They may be considered political odd couples, but recent examples of working across the aisle offer hope that Washington, D.C. may once again get back to some cooperation.


This week, two freshman senators – one Republican and one Democrat – teamed up to try to reform the justice system, while a conservative Southerner hashed out a compromise on a VA bill with a Northeast liberal.


These stories shouldn’t be totally overplayed. There is still a clear and bitter partisan divide in Washington, D.C. Immigration reform, for instance, remains dormant largely because of the distrust that exists around the nation’s capital.


But any instance of bipartisanship nowadays should offer a glimmer of hope for the future.
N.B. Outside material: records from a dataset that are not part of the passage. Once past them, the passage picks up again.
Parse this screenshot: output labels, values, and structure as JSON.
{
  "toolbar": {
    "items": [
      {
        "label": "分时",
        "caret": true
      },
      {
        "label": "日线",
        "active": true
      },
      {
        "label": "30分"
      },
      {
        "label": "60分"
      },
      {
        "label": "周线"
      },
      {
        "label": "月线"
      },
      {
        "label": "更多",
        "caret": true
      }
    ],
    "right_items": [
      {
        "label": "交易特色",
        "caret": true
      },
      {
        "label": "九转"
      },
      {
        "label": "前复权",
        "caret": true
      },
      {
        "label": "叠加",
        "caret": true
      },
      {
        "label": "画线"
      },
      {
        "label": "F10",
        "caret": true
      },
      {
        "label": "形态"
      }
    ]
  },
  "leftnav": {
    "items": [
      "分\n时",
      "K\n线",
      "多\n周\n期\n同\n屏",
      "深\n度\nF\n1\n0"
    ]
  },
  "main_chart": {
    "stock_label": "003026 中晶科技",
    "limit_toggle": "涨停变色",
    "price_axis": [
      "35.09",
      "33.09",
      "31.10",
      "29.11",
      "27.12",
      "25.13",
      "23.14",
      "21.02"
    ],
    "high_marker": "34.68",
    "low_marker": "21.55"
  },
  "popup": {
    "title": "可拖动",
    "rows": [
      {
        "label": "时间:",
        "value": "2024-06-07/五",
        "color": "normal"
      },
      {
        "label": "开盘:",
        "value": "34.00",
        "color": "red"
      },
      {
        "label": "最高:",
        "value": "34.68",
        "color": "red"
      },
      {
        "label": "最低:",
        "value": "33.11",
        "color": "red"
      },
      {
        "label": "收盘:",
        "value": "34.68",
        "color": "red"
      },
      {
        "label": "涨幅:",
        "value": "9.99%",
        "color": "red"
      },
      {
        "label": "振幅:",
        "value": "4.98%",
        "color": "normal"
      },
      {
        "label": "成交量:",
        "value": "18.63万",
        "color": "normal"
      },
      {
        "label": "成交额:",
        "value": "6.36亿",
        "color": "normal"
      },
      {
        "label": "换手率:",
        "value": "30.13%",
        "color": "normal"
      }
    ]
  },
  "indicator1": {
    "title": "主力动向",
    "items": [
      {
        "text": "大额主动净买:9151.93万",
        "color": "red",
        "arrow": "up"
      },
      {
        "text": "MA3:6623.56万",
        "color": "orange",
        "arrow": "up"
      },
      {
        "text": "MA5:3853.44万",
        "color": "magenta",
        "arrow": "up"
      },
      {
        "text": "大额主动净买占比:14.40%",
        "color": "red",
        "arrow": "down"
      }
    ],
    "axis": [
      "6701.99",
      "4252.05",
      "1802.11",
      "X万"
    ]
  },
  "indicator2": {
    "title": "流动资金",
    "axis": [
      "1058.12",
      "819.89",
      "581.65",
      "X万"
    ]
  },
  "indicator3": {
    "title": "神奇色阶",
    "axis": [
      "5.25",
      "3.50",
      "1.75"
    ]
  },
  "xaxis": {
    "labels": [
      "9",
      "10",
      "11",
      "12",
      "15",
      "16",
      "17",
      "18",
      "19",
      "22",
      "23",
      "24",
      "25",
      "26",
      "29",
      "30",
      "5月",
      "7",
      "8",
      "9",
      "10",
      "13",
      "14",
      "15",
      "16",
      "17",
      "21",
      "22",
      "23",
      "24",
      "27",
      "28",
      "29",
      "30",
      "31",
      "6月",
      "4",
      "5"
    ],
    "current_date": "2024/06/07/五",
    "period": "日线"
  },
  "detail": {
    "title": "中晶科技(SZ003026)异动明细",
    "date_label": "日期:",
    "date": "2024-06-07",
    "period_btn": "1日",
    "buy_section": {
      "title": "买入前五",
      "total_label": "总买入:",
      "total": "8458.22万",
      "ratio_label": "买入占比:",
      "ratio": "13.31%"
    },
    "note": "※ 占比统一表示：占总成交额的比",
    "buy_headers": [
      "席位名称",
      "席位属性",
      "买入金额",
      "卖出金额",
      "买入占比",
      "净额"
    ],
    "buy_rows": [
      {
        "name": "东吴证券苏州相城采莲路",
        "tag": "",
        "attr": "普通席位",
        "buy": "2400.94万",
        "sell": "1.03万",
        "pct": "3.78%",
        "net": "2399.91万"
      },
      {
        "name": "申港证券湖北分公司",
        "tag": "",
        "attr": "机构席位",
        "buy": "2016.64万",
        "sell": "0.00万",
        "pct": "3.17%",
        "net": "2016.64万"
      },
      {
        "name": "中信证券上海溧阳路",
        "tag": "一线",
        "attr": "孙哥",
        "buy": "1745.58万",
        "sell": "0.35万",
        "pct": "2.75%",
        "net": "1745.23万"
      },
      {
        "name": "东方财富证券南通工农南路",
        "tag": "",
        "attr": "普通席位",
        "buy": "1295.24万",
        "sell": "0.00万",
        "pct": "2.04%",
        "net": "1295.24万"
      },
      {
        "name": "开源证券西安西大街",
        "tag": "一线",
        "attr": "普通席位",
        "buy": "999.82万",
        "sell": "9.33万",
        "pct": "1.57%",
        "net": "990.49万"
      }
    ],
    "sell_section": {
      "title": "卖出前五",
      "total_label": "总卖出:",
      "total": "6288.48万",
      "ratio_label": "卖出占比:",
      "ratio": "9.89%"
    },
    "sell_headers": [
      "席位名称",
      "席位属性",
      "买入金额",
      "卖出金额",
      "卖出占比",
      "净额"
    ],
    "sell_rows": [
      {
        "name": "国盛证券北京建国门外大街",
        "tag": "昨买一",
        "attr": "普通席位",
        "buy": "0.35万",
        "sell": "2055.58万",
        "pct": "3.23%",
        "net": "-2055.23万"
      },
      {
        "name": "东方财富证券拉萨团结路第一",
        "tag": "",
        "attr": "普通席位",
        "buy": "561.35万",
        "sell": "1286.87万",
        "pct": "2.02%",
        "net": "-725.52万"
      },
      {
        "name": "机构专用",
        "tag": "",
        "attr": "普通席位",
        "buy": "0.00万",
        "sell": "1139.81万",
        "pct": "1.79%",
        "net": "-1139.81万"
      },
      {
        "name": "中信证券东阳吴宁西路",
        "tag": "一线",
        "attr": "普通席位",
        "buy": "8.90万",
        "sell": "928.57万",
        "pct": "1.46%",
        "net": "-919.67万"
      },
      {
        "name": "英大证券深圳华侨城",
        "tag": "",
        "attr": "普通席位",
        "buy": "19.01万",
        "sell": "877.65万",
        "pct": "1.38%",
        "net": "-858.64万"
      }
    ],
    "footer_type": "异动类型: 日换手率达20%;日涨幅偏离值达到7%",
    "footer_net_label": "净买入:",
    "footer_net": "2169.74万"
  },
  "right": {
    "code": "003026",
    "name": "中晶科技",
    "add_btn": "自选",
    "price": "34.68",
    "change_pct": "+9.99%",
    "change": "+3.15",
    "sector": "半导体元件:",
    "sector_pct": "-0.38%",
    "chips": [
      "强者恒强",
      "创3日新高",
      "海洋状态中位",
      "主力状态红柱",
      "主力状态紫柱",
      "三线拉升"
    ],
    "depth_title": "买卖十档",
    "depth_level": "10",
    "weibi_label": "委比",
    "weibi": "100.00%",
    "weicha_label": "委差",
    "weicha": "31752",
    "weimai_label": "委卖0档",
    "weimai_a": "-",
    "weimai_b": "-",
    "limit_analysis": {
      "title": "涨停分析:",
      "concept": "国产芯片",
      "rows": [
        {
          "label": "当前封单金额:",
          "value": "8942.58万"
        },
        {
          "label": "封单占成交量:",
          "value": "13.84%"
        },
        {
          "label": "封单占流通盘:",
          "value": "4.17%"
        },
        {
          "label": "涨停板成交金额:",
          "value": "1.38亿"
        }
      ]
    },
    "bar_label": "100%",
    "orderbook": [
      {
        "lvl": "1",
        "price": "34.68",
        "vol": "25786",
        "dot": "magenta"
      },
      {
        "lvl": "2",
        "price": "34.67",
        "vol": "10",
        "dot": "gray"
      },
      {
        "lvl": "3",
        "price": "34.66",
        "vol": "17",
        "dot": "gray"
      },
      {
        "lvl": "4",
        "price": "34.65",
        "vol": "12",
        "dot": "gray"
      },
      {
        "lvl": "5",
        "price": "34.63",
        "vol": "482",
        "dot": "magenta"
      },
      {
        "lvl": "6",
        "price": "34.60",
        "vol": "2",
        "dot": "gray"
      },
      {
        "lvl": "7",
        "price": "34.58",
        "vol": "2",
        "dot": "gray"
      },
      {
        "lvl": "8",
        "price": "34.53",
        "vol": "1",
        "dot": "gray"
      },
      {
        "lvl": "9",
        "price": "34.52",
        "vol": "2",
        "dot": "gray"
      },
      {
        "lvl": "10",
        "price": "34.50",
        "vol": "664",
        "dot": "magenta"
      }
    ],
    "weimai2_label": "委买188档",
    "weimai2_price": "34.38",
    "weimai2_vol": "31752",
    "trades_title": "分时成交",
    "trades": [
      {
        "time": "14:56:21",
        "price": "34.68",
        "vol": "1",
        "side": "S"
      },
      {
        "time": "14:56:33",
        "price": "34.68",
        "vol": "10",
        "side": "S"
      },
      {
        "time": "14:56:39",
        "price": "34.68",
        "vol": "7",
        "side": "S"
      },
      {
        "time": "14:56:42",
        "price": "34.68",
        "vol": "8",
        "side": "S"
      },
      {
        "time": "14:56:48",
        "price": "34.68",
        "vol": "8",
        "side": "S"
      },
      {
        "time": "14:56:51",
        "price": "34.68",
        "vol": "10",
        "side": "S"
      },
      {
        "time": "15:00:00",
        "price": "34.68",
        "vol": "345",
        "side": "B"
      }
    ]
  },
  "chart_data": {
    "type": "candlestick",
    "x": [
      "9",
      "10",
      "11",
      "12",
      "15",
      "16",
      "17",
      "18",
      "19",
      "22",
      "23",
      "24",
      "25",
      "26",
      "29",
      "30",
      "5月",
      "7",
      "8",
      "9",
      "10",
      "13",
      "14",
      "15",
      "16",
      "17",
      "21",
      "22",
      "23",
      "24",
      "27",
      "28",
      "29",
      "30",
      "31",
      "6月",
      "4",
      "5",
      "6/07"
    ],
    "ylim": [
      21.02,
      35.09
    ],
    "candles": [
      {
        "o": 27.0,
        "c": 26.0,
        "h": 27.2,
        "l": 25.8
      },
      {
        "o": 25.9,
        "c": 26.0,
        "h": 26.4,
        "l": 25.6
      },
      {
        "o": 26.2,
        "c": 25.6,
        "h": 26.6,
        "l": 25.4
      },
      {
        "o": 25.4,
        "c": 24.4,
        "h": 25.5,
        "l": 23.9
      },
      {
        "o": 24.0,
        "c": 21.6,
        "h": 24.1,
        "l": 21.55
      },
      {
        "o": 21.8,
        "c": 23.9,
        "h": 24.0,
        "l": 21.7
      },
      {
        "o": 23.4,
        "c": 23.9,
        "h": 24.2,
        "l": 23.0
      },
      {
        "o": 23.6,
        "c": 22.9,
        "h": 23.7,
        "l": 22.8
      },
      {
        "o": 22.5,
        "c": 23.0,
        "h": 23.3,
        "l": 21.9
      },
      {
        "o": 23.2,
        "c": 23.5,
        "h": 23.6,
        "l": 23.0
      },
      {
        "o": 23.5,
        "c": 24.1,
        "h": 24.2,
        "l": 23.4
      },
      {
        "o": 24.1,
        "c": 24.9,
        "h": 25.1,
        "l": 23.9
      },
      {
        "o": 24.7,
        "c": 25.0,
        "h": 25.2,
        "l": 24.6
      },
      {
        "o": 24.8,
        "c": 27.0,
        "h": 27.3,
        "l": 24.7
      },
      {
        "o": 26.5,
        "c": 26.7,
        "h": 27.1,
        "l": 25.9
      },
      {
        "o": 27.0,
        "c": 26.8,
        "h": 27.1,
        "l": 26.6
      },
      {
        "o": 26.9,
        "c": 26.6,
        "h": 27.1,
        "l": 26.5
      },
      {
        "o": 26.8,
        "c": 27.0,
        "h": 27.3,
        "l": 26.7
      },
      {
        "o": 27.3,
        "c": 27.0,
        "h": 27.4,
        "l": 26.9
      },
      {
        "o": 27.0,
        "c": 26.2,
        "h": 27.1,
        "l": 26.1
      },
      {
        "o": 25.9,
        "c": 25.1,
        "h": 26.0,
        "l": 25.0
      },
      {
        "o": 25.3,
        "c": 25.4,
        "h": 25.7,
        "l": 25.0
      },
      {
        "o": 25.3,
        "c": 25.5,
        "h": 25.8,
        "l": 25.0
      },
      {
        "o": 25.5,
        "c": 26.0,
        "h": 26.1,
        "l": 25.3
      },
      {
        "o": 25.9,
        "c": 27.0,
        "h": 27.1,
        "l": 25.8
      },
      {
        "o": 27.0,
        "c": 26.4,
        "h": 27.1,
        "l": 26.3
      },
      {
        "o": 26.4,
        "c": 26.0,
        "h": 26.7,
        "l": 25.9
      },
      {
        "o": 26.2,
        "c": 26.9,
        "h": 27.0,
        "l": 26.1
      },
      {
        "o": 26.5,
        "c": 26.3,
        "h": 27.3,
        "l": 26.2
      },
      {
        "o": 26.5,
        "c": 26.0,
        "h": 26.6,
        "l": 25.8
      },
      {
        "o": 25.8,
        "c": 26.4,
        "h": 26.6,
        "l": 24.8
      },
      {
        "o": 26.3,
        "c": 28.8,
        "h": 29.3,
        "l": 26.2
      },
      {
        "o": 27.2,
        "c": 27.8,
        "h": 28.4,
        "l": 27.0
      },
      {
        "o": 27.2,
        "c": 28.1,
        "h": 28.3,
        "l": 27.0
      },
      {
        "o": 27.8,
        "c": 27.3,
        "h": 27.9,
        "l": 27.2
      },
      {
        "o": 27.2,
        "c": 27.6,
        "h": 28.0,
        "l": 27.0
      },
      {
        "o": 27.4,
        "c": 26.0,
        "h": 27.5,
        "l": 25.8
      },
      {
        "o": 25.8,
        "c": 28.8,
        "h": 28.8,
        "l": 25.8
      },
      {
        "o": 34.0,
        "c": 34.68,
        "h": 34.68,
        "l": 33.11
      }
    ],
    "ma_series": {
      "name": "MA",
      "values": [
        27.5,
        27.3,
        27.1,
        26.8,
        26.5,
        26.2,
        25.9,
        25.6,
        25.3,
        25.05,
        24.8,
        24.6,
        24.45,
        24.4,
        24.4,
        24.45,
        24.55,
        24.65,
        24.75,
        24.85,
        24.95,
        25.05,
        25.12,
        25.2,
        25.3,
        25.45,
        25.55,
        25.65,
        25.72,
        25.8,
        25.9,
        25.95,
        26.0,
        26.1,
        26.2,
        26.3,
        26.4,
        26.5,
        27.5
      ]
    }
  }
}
The VA bill compromise – reached by House Veterans Affairs Committee Chairman Rep. Jeff Miller, R-Fla., and Senate Veterans Affairs Committee Chairman Sen. Bernie Sanders, I-Vt., comes with a sigh of relief, but should also be embraced by reformers.


The bill seemed dead for weeks as the two bickered over how exactly to pay for the proposal. It was a difficult process, but ultimately, Miller and Sanders came together to produce legislation that can cure a number of ills facing the Department of Veterans Affairs, or VA.


The bill will allow veterans to seek medical care outside of the VA system if they live a significant distance from a VA facility or if they can’t get an appointment within a certain number of days. Also, it will fund additional doctor services and construction for VA facilities, as well as allow veterans to qualify for in-state tuition under the post-9/11 GI Bill regardless of where they choose to locate.


These are important reforms that will offer immediate and long-term benefits for those that deserve it the most – our veterans.


Another unusual pair joining forces to pass needed reform is U.S. Sens. Rand Paul, R-Ky., and Cory Booker, D-N.J., who are pushing a new bipartisan bill that seeks to overhaul criminal sentencing laws.


The two have indicated the reforms will save taxpayer dollars as well as “empower people to succeed and keep our streets safe.”


The proposal – known as the Redeem Act – particularly aims to help nonviolent offenders and puts a greater emphasis on rehabilitation in an effort to aid juveniles and lessen taxpayers’ burden when it comes to funding prisons.


Passage of the plan this year remains unclear – ironically because of the gridlock that’s stalled so many other sensible bills. But with an increased spotlight, perhaps the two rather recognizable lawmakers can move the bill forward.


America’s criminal justice system is becoming overwhelmed, and prison costs are projected to reach nearly $7 billion in fiscal year 2014. These reforms can help to alleviate those burgeoning issues.


The cynical may see these bipartisan efforts merely as blips on the radar or as signs of lawmakers breaking their principles.


However, they should be viewed as a step forward in Washington, D.C.


Congress has almost grinded to a halt because of increased polarization. It’s no wonder why their public approval rating has consistenly hovered in the single digits for years.


The public should hope lawmakers can come away with a renewed sense of working across the aisle after these bipartisan efforts this week.


Having Washington, D.C. paralyzed by gridlock will do nothing to strengthen our country’s future in a time when America desperately needs a brighter outlook.